NEWS: Part 2 of California doctor writing about own Lyme case; how the bacterium hides from the immune system
In part two of a series in the Willits (CA) News, physician Jon Sterngold discusses why the disease can be so difficult to eradicate.
Living with Lyme: Bacterium can ‘cloak’ itself
By Dr. Jon Sterngold/Special for The Willits News
Posted: 09/30/2009 11:35:49 AM PDT
The bacterial cause of Lyme disease is called Borrelia burgdorferi, named after researcher Willy Burgdorfer, Ph.D, who first identified the germ in 1982.
The spirochete, a corkscrew-shaped bacterium, is unique in the known bacterial realm because of the quantity of DNA it carries that enables it to evade detection and attack the human immune system. It can change its outer protein coat, cloaking itself from immune detection. It also can completely change form, becoming a treatment-resistant cyst, or shed its outer coat to enter our own cells to set up shop.
The success of antibiotic therapy generally depends on the activity level of a bacterium; how fast it grows and how often it reproduces. Most common bacterial diseases we encounter in medicine are from bugs that reproduce in less than 24 hours. When antibiotics “hit” the reproductive or active metabolic machinery of these germs, they die. This is why when we treat common illnesses such as pneumonia or urinary infections, people usually get better in a few days.
The Lyme bacterium, however, has a reproduction cycle as short as a day but as long as about nine months. During a phase of prolonged inactivity, it is very hard to kill. This is one of the reasons an established Lyme infection can be hard to eliminate. It also is thought and there is real data to support this that the Lyme bacterium eventually takes up residence with other co-infecting bacteria, in what is called a biofilm community.
On a microscopic level, the bacteria clump together in a gel-like secretion where they are insulated from our immune system and circulating antibiotics or antibodies. This is their bunker, from which they can wreak havoc by releasing the neurotoxic products of their metabolic life.
It’s an evolutionary match: they thrive in a body they modify to suit their needs.
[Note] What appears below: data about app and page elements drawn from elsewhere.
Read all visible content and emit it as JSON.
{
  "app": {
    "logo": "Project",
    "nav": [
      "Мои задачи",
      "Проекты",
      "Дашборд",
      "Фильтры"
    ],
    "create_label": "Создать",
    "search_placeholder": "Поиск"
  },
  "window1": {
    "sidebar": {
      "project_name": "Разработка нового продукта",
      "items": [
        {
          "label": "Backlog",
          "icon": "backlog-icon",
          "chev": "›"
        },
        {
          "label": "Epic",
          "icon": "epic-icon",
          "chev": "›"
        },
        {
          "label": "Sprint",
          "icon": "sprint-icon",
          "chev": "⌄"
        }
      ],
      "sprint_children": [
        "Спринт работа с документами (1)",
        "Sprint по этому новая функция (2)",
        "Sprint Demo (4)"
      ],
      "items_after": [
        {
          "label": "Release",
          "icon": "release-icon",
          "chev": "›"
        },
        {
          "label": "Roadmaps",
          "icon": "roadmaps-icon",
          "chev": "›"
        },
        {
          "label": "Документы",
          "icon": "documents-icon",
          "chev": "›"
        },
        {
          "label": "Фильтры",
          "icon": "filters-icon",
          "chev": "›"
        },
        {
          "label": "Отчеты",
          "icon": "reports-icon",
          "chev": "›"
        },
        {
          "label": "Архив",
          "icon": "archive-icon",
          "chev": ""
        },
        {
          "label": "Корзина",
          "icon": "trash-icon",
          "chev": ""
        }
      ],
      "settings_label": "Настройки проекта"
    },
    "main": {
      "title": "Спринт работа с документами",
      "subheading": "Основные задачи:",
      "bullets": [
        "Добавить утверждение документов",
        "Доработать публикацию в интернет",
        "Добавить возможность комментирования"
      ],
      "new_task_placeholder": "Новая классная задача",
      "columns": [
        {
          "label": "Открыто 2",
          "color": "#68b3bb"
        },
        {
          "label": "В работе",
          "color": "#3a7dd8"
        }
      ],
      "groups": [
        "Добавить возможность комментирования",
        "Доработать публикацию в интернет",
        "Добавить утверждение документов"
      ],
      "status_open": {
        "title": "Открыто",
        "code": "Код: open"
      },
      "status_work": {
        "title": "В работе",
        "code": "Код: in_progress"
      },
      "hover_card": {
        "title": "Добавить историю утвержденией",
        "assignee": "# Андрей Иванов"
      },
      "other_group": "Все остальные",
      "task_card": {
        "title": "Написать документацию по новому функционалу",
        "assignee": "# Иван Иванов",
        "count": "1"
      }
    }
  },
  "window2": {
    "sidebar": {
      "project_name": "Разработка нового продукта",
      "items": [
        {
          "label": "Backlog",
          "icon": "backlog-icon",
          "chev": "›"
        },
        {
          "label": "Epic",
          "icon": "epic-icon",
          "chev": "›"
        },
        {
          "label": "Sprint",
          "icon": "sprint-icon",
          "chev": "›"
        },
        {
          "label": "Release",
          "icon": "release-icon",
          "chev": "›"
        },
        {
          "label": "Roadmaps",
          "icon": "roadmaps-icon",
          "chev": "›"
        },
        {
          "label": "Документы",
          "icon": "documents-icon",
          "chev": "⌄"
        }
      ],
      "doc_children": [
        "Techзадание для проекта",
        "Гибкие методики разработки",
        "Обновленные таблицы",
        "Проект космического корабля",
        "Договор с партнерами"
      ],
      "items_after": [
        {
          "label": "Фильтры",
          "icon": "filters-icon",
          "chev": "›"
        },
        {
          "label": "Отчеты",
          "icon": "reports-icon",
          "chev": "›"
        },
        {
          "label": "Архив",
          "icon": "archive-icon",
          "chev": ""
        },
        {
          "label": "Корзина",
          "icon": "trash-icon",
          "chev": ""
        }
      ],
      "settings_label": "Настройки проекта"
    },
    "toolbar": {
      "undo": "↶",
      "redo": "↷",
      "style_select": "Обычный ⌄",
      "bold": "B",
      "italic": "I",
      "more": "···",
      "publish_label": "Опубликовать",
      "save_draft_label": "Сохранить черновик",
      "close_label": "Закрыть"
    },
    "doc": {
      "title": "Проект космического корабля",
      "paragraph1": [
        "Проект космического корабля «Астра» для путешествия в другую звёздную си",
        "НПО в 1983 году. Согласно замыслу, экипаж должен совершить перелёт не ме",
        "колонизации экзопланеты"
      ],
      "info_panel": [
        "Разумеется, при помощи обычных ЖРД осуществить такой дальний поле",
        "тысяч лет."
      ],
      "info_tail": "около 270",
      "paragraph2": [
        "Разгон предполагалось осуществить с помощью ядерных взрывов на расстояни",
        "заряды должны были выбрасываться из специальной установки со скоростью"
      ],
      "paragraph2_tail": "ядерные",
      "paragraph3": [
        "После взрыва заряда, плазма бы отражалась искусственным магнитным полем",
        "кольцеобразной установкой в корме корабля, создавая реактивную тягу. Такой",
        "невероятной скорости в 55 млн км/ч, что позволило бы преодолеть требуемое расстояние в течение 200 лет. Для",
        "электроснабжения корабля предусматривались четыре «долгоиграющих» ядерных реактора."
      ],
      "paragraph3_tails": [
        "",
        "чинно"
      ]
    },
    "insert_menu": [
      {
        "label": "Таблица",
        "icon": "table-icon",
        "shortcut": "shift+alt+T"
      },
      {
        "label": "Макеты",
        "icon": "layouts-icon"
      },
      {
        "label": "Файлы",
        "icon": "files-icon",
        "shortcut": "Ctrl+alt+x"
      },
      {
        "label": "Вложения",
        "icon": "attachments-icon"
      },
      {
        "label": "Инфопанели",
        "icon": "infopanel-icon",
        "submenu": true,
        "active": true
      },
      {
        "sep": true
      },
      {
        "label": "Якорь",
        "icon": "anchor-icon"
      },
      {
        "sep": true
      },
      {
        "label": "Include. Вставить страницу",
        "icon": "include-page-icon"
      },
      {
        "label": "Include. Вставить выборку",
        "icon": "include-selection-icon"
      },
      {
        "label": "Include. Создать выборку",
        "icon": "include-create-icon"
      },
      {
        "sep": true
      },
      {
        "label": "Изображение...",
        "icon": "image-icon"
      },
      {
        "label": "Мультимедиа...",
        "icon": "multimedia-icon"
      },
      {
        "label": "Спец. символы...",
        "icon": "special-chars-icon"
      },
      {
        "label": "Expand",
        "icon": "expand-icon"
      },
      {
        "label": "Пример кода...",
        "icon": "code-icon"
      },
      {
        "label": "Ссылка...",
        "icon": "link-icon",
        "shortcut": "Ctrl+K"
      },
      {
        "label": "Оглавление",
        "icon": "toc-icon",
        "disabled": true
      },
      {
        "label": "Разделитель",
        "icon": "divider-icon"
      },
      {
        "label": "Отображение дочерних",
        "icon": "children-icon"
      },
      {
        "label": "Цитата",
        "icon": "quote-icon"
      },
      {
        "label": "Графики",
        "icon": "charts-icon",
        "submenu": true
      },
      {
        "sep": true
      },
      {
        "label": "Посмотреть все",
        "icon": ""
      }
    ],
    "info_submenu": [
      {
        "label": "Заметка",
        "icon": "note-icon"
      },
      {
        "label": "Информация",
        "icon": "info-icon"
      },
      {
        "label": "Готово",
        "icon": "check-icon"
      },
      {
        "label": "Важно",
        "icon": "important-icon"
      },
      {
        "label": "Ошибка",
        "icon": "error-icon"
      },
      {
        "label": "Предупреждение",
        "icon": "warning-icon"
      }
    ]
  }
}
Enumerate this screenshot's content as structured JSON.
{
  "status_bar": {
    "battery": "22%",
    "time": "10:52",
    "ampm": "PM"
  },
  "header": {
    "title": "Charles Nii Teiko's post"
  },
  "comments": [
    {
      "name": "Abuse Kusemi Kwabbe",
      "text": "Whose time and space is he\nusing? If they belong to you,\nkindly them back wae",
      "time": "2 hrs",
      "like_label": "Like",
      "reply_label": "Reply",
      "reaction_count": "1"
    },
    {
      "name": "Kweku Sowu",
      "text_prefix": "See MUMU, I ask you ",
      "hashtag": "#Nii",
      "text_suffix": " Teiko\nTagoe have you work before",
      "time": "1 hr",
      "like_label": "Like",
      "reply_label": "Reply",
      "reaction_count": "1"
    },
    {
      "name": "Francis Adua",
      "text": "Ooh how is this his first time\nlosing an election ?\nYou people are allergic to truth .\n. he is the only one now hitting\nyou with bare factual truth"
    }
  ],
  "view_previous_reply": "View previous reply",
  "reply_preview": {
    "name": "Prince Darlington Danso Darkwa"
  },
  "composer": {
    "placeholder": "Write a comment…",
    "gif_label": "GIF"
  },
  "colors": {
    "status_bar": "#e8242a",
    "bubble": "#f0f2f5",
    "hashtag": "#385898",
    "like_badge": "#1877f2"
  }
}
They can suppress our immune systems and alter other vital processes, making us ill, helping them thrive. They don’t tend to kill us, though they sometimes do. It’s a parasitic existence.
In addition to symptoms that stem from inflammation of the brain, nerves, heart, blood vessels, joints, and connective tissue which the Lyme bacteria cause through multiple mechanisms we also know the disease can induce another class of illness called autoimmune disease. Maladies such lupus, multiple sclerosis and Lou Gehrig’s disease (ALS) can actually be caused by Lyme disease. These diseases are not considered to be curable, but there are many cases in which the autoimmune disease resolves completely when the Lyme disease has been treated always with long-term, high-dose antibiotics.
Tests to determine whether someone has Lyme disease are problematic. The common tests measure levels of antibodies we produce that are specific to the Lyme bacteria. But, if the bacteria can hide, change form, immunologically “cloak” itself, and suppress our ability to make antibodies, a person quite ill with Lyme can have totally negative tests. What commonly occurs is that after a year or so of antibiotic use which can render some of the bacteria into fragments the immune system can recognize the tests turn positive. The dilemma is that when someone is looking for a diagnosis, an answer to profound suffering, a physician who relies on initial test results may call it wrong, and the patient will have no answer and no effective treatment. This is part of what defines the difference between “Lyme-literate” MDs, who understand the problems with testing and treatment challenges, verses nonLyme-literate physicians who, for some very compelling reasons, can’t or won’t manage this disease. The range and depth of this problem is immense, and will be discussed in the next article.
ABOUT THE AUTHOR: Jon Sterngold is a Willits resident and physician.
To read part one of the series, click here.
To read part three of the series, click here.
Reprinted by permission from the Willits News.